:: AIM OF THE EXERCISE ::
In the listing below, find each line containing "JSON" and report it.

=== Begin Enclosure ===

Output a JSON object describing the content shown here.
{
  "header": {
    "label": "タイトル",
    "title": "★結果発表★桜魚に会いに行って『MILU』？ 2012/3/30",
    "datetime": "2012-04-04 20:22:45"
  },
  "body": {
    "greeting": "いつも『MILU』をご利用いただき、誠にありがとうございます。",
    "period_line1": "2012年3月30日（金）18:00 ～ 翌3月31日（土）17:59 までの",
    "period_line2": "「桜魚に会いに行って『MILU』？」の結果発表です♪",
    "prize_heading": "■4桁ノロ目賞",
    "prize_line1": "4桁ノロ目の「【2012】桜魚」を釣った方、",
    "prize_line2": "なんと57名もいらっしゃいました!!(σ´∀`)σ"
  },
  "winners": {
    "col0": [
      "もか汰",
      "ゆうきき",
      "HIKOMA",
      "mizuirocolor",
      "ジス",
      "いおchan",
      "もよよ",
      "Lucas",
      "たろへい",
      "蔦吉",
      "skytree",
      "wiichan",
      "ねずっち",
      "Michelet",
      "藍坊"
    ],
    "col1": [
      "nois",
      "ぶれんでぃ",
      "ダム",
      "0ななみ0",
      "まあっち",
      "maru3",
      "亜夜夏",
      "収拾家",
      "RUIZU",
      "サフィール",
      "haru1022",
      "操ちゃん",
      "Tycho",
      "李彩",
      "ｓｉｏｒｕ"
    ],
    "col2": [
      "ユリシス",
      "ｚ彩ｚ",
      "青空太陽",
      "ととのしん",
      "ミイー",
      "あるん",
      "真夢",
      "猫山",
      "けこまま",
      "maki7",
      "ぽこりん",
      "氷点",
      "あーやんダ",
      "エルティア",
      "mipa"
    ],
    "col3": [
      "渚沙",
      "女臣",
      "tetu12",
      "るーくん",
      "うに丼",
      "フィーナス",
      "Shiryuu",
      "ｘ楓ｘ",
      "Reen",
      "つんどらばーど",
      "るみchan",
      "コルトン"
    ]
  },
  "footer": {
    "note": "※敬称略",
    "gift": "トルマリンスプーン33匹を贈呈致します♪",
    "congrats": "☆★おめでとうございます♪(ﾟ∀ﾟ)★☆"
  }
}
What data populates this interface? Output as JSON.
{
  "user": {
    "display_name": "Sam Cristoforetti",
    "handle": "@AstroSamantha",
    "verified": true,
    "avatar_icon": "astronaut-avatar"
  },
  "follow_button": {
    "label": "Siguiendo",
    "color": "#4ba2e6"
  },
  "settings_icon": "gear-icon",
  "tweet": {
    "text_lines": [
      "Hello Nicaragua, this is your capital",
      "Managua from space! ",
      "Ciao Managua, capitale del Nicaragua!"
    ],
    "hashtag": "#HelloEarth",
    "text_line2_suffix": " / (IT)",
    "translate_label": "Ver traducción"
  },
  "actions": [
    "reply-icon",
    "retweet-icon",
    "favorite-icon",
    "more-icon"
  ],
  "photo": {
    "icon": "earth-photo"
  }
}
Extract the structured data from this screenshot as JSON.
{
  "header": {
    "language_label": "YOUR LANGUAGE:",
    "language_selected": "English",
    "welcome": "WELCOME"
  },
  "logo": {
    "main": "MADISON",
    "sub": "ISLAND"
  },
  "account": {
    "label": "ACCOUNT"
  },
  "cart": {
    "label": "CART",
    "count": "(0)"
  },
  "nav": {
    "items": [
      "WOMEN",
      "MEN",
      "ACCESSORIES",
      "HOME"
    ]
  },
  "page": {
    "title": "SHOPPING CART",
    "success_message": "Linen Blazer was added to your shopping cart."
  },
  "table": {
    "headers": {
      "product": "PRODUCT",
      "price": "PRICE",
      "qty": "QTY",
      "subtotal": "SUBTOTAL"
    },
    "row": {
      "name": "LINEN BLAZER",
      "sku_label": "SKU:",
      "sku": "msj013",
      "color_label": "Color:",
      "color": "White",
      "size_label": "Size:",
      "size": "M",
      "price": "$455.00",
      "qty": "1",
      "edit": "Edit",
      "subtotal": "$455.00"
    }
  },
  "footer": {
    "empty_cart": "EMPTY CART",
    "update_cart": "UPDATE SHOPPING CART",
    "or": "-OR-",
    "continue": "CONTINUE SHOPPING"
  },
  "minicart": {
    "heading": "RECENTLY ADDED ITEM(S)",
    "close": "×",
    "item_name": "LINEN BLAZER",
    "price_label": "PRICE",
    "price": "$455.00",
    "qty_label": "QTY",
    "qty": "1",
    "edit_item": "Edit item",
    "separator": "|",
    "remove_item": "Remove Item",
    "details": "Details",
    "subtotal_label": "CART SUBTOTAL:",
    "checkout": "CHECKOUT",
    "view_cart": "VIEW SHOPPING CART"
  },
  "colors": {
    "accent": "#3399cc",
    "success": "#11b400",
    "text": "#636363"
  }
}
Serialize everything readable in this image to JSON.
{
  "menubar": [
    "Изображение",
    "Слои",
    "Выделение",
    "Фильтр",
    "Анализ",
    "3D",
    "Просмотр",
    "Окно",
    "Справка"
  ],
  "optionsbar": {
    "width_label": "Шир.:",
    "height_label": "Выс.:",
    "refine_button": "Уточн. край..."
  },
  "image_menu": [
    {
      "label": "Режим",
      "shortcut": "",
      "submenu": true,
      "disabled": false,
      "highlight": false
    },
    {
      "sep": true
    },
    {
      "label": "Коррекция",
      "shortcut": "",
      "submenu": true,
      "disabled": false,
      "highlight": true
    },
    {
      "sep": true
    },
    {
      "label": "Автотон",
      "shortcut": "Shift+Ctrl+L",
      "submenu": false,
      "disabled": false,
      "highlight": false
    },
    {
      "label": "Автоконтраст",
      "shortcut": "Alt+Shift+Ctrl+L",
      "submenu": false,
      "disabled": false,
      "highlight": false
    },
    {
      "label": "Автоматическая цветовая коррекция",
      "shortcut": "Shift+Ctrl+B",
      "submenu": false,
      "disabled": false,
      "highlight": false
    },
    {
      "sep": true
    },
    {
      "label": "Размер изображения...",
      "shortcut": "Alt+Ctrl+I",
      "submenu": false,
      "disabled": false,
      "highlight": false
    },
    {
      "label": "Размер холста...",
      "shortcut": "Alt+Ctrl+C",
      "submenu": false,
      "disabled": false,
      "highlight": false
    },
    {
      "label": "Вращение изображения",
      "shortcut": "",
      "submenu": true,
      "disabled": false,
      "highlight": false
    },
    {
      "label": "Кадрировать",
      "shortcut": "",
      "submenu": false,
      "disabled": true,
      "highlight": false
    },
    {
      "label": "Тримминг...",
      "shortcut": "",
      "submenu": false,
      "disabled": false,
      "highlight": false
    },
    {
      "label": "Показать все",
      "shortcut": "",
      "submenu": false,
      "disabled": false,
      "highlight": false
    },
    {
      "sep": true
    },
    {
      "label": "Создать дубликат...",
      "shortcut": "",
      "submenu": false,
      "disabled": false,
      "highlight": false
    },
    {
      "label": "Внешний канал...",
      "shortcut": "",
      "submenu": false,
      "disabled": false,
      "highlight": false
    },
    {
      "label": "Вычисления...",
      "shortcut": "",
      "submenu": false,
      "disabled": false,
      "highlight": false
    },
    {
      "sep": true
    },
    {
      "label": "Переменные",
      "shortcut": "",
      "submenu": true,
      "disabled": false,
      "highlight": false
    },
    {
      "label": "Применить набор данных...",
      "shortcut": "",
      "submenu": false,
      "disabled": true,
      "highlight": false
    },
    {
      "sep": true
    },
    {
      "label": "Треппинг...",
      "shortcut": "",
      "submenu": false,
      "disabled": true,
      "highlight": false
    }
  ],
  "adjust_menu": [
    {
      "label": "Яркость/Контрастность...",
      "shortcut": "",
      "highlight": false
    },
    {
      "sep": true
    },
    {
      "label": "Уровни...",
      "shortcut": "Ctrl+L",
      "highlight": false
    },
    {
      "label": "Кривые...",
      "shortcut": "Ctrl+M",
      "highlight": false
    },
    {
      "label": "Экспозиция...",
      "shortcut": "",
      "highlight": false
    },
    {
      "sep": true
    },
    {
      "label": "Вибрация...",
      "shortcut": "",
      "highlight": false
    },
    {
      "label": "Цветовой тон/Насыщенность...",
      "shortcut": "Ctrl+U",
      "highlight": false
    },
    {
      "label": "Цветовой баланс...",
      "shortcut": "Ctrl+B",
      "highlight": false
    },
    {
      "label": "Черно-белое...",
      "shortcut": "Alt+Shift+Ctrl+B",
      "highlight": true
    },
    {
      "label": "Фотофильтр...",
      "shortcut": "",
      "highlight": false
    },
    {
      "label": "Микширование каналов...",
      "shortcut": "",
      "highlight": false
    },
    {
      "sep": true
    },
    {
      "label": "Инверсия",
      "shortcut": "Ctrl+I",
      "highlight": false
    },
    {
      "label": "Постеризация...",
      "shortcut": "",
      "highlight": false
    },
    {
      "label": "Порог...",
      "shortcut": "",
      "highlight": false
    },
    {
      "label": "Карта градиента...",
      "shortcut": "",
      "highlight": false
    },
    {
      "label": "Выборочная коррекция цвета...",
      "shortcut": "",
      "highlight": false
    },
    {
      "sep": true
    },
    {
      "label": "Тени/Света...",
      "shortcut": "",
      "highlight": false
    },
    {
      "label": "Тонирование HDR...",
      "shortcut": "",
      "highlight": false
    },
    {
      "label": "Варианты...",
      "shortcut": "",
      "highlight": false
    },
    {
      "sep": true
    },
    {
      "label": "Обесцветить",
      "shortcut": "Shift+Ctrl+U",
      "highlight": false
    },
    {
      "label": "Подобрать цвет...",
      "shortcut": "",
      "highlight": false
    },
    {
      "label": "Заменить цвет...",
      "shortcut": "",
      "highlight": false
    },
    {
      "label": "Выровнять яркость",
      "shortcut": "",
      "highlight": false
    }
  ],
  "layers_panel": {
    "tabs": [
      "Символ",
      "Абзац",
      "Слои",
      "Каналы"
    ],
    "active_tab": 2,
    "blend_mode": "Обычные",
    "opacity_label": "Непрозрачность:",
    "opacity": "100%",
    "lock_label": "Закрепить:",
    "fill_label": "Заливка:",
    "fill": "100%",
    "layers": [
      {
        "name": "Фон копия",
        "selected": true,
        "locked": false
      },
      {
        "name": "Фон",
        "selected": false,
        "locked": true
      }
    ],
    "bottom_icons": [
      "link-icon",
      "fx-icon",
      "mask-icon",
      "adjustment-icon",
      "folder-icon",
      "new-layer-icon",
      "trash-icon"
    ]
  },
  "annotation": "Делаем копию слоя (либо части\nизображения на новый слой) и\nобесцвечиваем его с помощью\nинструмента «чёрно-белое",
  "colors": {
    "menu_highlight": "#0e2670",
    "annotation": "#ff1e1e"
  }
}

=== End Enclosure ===

:: WORKED SOLUTION ::
Output a JSON object describing the content shown here.
What data populates this interface? Output as JSON.
Extract the structured data from this screenshot as JSON.
Serialize everything readable in this image to JSON.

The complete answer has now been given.